Task details
In the listing below, locate the lines that hold the string "sociedade". Copy those lines.

Dataset records
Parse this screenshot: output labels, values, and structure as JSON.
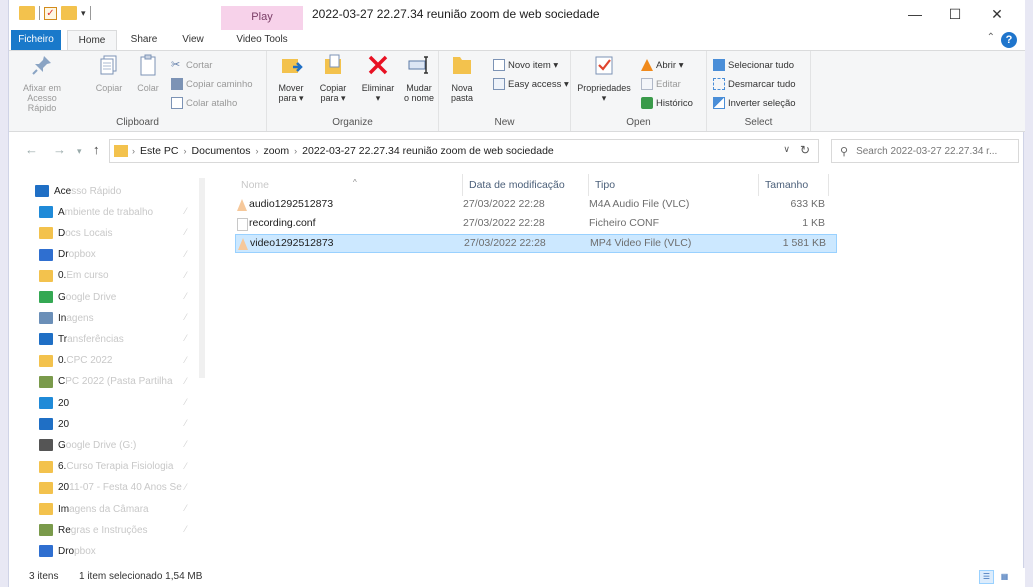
{
  "title_bar": {
    "contextual_tab": "Play",
    "window_title": "2022-03-27 22.27.34 reunião zoom de web sociedade",
    "minimize": "—",
    "maximize": "☐",
    "close": "✕"
  },
  "tabs": [
    "Ficheiro",
    "Home",
    "Share",
    "View",
    "Video Tools"
  ],
  "ribbon": {
    "clipboard": {
      "label": "Clipboard",
      "pin_label": "Afixar em\nAcesso Rápido",
      "copy_label": "Copiar",
      "paste_label": "Colar",
      "cut_label": "Cortar",
      "copy_path_label": "Copiar caminho",
      "paste_shortcut_label": "Colar atalho"
    },
    "organize": {
      "label": "Organize",
      "move_label": "Mover\npara ▾",
      "copy_to_label": "Copiar\npara ▾",
      "delete_label": "Eliminar\n▾",
      "rename_label": "Mudar\no nome"
    },
    "new": {
      "label": "New",
      "new_folder_label": "Nova\npasta",
      "new_item_label": "Novo item ▾",
      "easy_access_label": "Easy access ▾"
    },
    "open": {
      "label": "Open",
      "properties_label": "Propriedades\n▾",
      "open_label": "Abrir ▾",
      "edit_label": "Editar",
      "history_label": "Histórico"
    },
    "select": {
      "label": "Select",
      "select_all_label": "Selecionar tudo",
      "select_none_label": "Desmarcar tudo",
      "invert_label": "Inverter seleção"
    }
  },
  "address": {
    "crumbs": [
      "Este PC",
      "Documentos",
      "zoom",
      "2022-03-27 22.27.34 reunião zoom de web sociedade"
    ],
    "search_placeholder": "Search 2022-03-27 22.27.34 r..."
  },
  "nav_pane": {
    "items": [
      {
        "label": "Ace",
        "faded": "sso Rápido",
        "icon": "star-icon",
        "color": "#1f6fc5"
      },
      {
        "label": "A",
        "faded": "mbiente de trabalho",
        "icon": "desktop-icon",
        "color": "#1f8ad8"
      },
      {
        "label": "D",
        "faded": "ocs Locais",
        "icon": "folder-icon",
        "color": "#f3c24d"
      },
      {
        "label": "Dr",
        "faded": "opbox",
        "icon": "dropbox-icon",
        "color": "#2f6fd0"
      },
      {
        "label": "0.",
        "faded": " Em curso",
        "icon": "folder-icon",
        "color": "#f3c24d"
      },
      {
        "label": "G",
        "faded": "oogle Drive",
        "icon": "google-drive-icon",
        "color": "#34a853"
      },
      {
        "label": "In",
        "faded": "agens",
        "icon": "pictures-icon",
        "color": "#6b8fb8"
      },
      {
        "label": "Tr",
        "faded": "ansferências",
        "icon": "download-icon",
        "color": "#1f6fc5"
      },
      {
        "label": "0.",
        "faded": " CPC 2022",
        "icon": "folder-icon",
        "color": "#f3c24d"
      },
      {
        "label": "C",
        "faded": "PC 2022 (Pasta Partilha",
        "icon": "shared-folder-icon",
        "color": "#7a9a4b"
      },
      {
        "label": "20",
        "faded": "",
        "icon": "globe-icon",
        "color": "#1f8ad8"
      },
      {
        "label": "20",
        "faded": "",
        "icon": "sync-icon",
        "color": "#1f6fc5"
      },
      {
        "label": "G",
        "faded": "oogle Drive (G:)",
        "icon": "drive-icon",
        "color": "#555555"
      },
      {
        "label": "6.",
        "faded": " Curso Terapia Fisiologia",
        "icon": "folder-icon",
        "color": "#f3c24d"
      },
      {
        "label": "20",
        "faded": "11-07 - Festa 40 Anos Se",
        "icon": "folder-icon",
        "color": "#f3c24d"
      },
      {
        "label": "Im",
        "faded": "agens da Câmara",
        "icon": "folder-icon",
        "color": "#f3c24d"
      },
      {
        "label": "Re",
        "faded": "gras e Instruções",
        "icon": "shared-folder-icon",
        "color": "#7a9a4b"
      },
      {
        "label": "Dro",
        "faded": "pbox",
        "icon": "dropbox-icon",
        "color": "#2f6fd0"
      }
    ]
  },
  "file_list": {
    "columns": [
      "Nome",
      "Data de modificação",
      "Tipo",
      "Tamanho"
    ],
    "rows": [
      {
        "name": "audio1292512873",
        "date": "27/03/2022 22:28",
        "type": "M4A Audio File (VLC)",
        "size": "633 KB",
        "selected": false,
        "icon": "vlc-icon"
      },
      {
        "name": "recording.conf",
        "date": "27/03/2022 22:28",
        "type": "Ficheiro CONF",
        "size": "1 KB",
        "selected": false,
        "icon": "file-icon"
      },
      {
        "name": "video1292512873",
        "date": "27/03/2022 22:28",
        "type": "MP4 Video File (VLC)",
        "size": "1 581 KB",
        "selected": true,
        "icon": "vlc-icon"
      }
    ]
  },
  "status_bar": {
    "item_count": "3 itens",
    "selection": "1 item selecionado 1,54 MB"
  }
}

Solution to this exercise
    "window_title": "2022-03-27 22.27.34 reunião zoom de web sociedade",
      "2022-03-27 22.27.34 reunião zoom de web sociedade"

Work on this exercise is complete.